Musical terms in exams

  • Please log in to reply
2 replies to this topic

#1 hammer action

hammer action

    Advanced Member

  • Members
  • PipPipPip
  • 830 posts
  • Member: 63311
    Joined: 22-April 09

Posted 30 October 2019 - 22:11

I'm trying to remember if I've seen guidelines somewhere with the musical terms a student needs to be familiar with for their practical exam?  I had a semi-beginner student asking today about a particular performance direction on the sight-reading test we were looking at.  


I told them I'd type out a list for next time.  Are they just the same as the ones for the theory exam of the same grade that can be found at the back of the Eric Taylor Theory workbooks?

  • 0

#2 Latin pianist

Latin pianist


  • Members
  • PipPipPipPipPip
  • 3749 posts
  • Member: 711500
    Joined: 01-April 13
  • Cotswolds
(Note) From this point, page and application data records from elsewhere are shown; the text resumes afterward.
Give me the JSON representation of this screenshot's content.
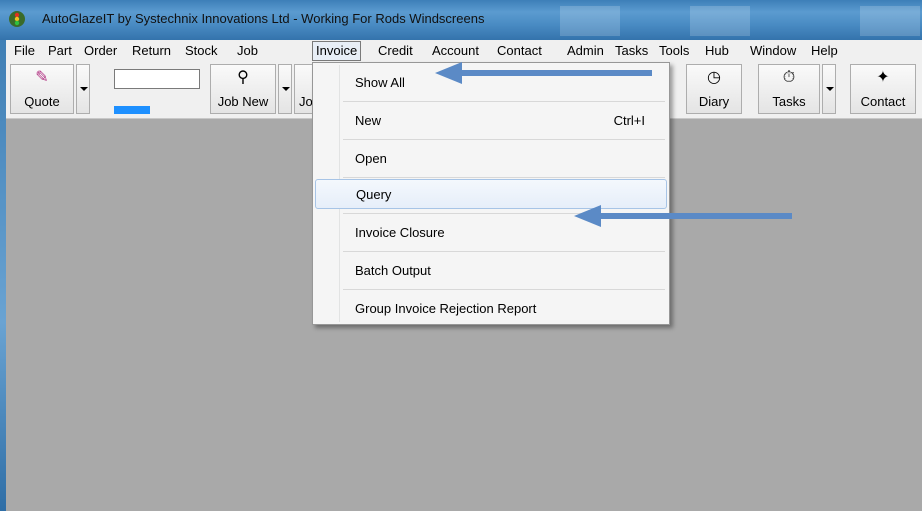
{
  "window": {
    "title": "AutoGlazeIT by Systechnix Innovations Ltd -  Working For Rods Windscreens"
  },
  "menubar": {
    "items": [
      {
        "label": "File"
      },
      {
        "label": "Part"
      },
      {
        "label": "Order"
      },
      {
        "label": "Return"
      },
      {
        "label": "Stock"
      },
      {
        "label": "Job"
      },
      {
        "label": "Invoice",
        "active": true
      },
      {
        "label": "Credit"
      },
      {
        "label": "Account"
      },
      {
        "label": "Contact"
      },
      {
        "label": "Admin"
      },
      {
        "label": "Tasks"
      },
      {
        "label": "Tools"
      },
      {
        "label": "Hub"
      },
      {
        "label": "Window"
      },
      {
        "label": "Help"
      }
    ]
  },
  "toolbar": {
    "quote_label": "Quote",
    "job_new_label": "Job New",
    "jo_partial_label": "Jo",
    "diary_label": "Diary",
    "tasks_label": "Tasks",
    "contact_label": "Contact",
    "search_value": ""
  },
  "invoice_menu": {
    "items": [
      {
        "label": "Show All",
        "shortcut": ""
      },
      {
        "label": "New",
        "shortcut": "Ctrl+I"
      },
      {
        "label": "Open",
        "shortcut": ""
      },
      {
        "label": "Query",
        "shortcut": "",
        "highlighted": true
      },
      {
        "label": "Invoice Closure",
        "shortcut": ""
      },
      {
        "label": "Batch Output",
        "shortcut": ""
      },
      {
        "label": "Group Invoice Rejection Report",
        "shortcut": ""
      }
    ]
  },
  "colors": {
    "arrow": "#5b8ac6",
    "highlight_border": "#a7c4e6",
    "progress": "#1e90ff",
    "workspace": "#a9a9a9"
  }
}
Posted 31 October 2019 - 07:15

That's an interesting question. I've just been looking at the ab specimen test books and sometimes the performance direction is in English and other times in Italian. In the grade 1 book you just see andante, moderato and allegretto but more often English terms. By grade 3 there are directions like scherzando and leggiero but some still have English directions. Hope someone has the answer to this.
  • 0

#3 Aquarelle



  • Members
  • PipPipPipPipPip
  • 7845 posts
  • Member: 10531
    Joined: 05-April 07

Posted 31 October 2019 - 09:58

I'm always a bit cross about English terms. If they are supposed to be learning Italian terms then these should be used. It gets a bit complicated when you are teaching non English speakers and adds to their theory workload. But they don't, of course appear in the exam papers. Most theory books have long lists of words for each Grade. I tend to ignore this and just check that they know the ones seen in the music they are playing. I don't see the point of making pupils learn long lists of vocabulary they will store only in their short term memories and forget after the next test.


As far as direction in the sight reading tests - well they certainly should be in Italian and should be restricted to a small range covering nothing more than  the commonest tempo indications. I don't think it makes much difference in a sight reading test - certainly not before G5 or 6.

  • 0